Mumbai, Jan 31: The uneasy relations between the Congress and the Nationalist Congress Party (NCP) — both allies in Maharashtra and at the centre — were highlighted again with the latter issuing an ultimatum on the seat-sharing issue here Friday.
The ultimatum came amidst reports that NCP president Sharad Pawar held a “secret” meeting with Gujarat Chief Minister Narendra Modi, the Bharatiya Janata Party (BJP)’s prime ministerial candidate in New Delhi Jan 17.
However, Pawar himself dismissed the reports outright as “mischievous and baseless” and his senior party leader Praful Patel endorsed the stand.
Patel, however, issued a dark warning over the delayed seat-sharing talks, saying “all options are open” to the party.
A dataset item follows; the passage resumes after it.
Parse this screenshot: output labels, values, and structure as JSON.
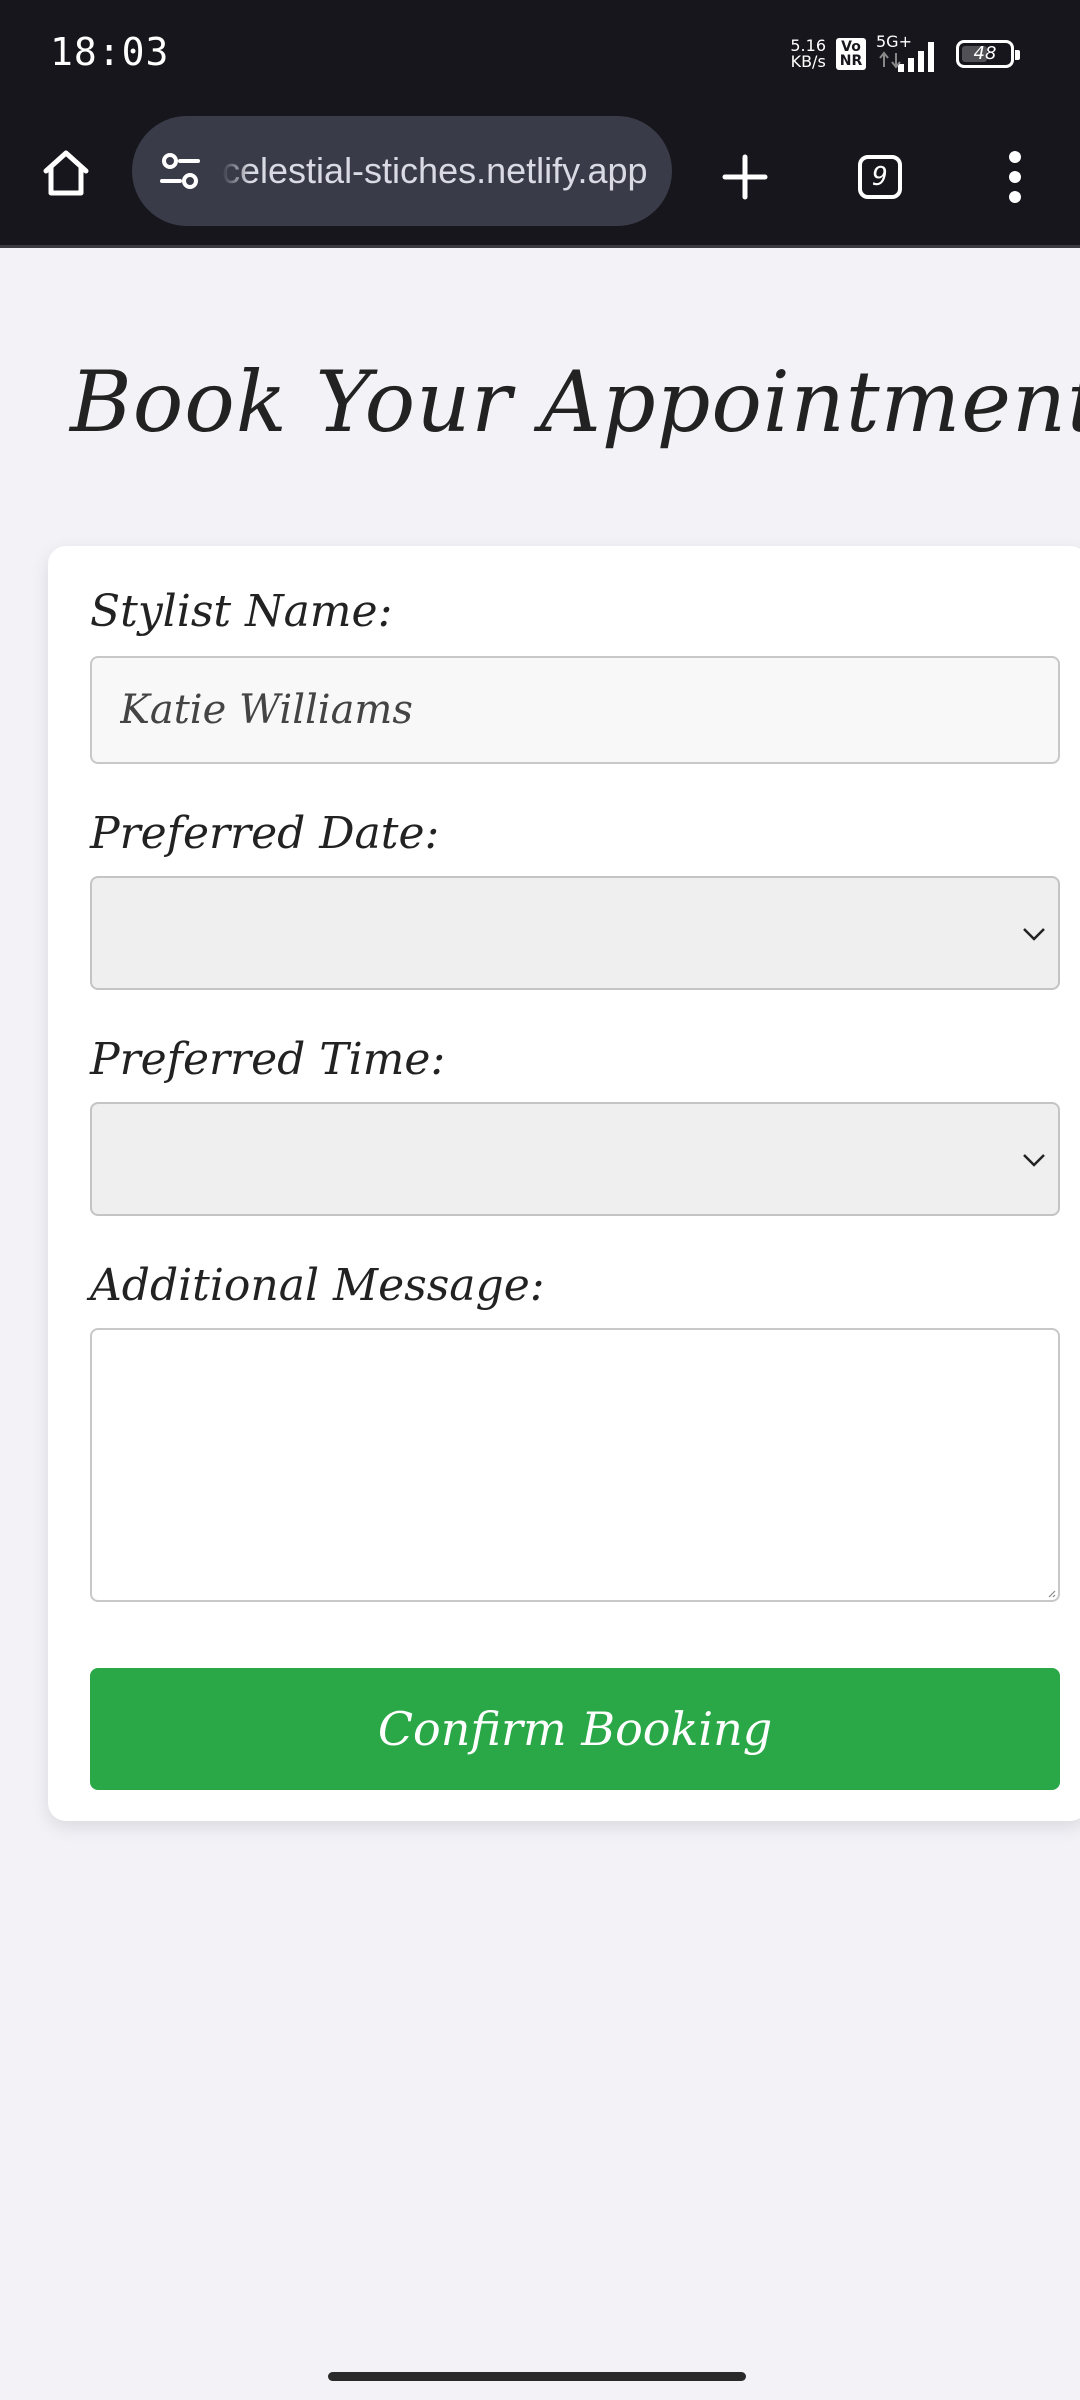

“Elections are round the corner and we need clarity on these issues. This (delay) is not a good sign. All options are open,” Patel told media persons in Mumbai, while denying the alleged Pawar-Modi meeting.
Pawar clarified a report in a section of the Marathi media that he meets chief ministers (CMs) during state visits or at chief ministers’ conferences in New Delhi called by the centre.
“Barring these occasions, I never met Modi in the past one year,” Pawar said in a tweet, while a party spokesman said the NCP chief was not in the national capital Jan. 17.
The issue became complicated with the Swabhimani Shetkari Sanghatana (SSS) saying the NCP would not be welcome in the BJP-led National Democratic Alliance.
The party is a constituent of Maharashtra’s saffron “Grand Alliance” comprising the BJP, the Shiv Sena, the Republican Party of India-Athawale and the SSS.
Patel reiterated the NCP was very much in alliance with the Congress and it would continue like in the past 10 years.
On an earlier occasion, Pawar categorically refuted reports that he was a contender for the prime minister’s post.
Pawar broke away from the Congress in 1999, protesting Congress chief Sonia Gandhi’s foreign origin, and launched the NCP.
The Congress and the NCP share 26 and 22 seats, respectively, in Maharashtra’s 48 Lok Sabha seats. Barring minor adjustments on a few seats, the same formula is expected to continue for the 2014 general elections.
Despite the blow hot-blow cold relationship, the Congress and the NCP are part of the United Progressive Alliance at the centre over the 10 years and in the Democratic Front in the state for the past 14 years.